In 1988 radiocarbon dating established that the Shroud dated from the Middle Ages, between the years 1260 and 1390. However, some who believe in the authenticity of the Shroud have called for further studies to be done, arguing that the by-products of neutron and proton particle radiation are radioactive isotopes that would make the Carbon 14 dating inaccurate.


Inexplicable artefact


No one has yet been able to determine exactly how the image was created. No explanations have been found so far as to why it appears as a negative of the image or for the fact that the image on the Shroud is a three-dimensional image on a two dimensional linen cloth. Forensic science has proven that the cloth covered a man who underwent forms of torture consistent with to the ones referred to in the Gospels, including the crown of thorns, flagellation, crucifixion and a spear wound to the side. The image on the Shroud shows marks consistent with over 100 scourge marks and the use of a Roman flagrum and lancea, the latter would have pierced the chest.


Abiding mystery


The Church neither formally endorses nor denies the authenticity of the Shroud. In 2013 Pope Francis described the Shroud as an “icon of a man scourged and crucified,” and in 1998 Pope Saint John Paul II called it “a provocation to the intelligence.” It poses questions for scientists in all disciplines.

After visiting the exhibition, Bishop José Luis Retana of Salamanca commented, “I liked the work very much. The truth is that standing in front of what is an exact representation of what Jesus suffered and died leaves a strong impression.” He added, “I believe that the exhibition can foster the faith of believers and arouse the faith of non-believers.”

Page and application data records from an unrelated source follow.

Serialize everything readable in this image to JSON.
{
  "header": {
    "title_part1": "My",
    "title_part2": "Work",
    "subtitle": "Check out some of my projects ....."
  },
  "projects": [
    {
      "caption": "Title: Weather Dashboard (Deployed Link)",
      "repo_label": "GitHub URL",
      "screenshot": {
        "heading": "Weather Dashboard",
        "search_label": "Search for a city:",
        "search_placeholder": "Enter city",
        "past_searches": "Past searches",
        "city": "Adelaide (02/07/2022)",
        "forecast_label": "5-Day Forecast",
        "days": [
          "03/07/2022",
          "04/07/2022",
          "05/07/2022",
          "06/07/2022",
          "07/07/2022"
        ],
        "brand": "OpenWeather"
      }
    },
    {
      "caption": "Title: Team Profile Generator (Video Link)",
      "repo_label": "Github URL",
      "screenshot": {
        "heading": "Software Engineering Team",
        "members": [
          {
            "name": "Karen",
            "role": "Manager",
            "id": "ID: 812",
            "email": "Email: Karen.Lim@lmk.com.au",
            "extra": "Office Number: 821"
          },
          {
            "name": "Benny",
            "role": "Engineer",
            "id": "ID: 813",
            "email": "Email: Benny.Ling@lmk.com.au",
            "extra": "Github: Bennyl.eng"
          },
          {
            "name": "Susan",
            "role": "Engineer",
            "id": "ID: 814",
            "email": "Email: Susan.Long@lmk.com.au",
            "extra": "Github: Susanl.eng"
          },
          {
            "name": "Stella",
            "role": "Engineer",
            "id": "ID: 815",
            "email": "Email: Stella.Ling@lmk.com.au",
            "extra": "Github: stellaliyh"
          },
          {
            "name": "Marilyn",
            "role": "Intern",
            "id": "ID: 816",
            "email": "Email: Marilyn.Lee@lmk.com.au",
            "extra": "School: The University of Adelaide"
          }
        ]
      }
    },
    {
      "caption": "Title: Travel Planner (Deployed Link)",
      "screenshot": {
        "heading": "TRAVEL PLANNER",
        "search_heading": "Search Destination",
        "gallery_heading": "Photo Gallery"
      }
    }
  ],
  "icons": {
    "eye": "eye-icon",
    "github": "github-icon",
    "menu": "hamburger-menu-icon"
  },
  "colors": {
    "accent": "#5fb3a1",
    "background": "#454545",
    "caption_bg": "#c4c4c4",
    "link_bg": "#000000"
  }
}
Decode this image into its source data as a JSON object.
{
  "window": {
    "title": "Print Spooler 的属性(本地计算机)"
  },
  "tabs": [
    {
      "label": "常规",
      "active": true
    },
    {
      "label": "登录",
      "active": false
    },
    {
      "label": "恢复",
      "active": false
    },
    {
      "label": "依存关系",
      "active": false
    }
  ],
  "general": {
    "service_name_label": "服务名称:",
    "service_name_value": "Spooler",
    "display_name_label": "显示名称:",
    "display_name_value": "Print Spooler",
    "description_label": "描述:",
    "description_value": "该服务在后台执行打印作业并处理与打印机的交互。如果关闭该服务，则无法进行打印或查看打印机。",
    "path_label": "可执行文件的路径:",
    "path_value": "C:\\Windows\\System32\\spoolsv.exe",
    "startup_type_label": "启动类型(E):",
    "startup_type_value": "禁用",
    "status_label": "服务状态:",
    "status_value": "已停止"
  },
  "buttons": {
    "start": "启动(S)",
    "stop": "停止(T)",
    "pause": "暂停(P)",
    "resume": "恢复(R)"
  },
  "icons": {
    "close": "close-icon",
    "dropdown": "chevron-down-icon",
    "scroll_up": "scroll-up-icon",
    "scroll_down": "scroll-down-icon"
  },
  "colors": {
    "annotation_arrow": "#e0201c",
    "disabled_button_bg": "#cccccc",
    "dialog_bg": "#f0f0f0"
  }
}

As the exhibition organisers ArtiSplendore prepare to bring it from Spain to the rest of the world, two locations it is likely to visit are Lisbon in Portugal for World Youth Day in 2023 and in Rome in 2025 as part of the Jubilee Year.

Updated on January 09 2023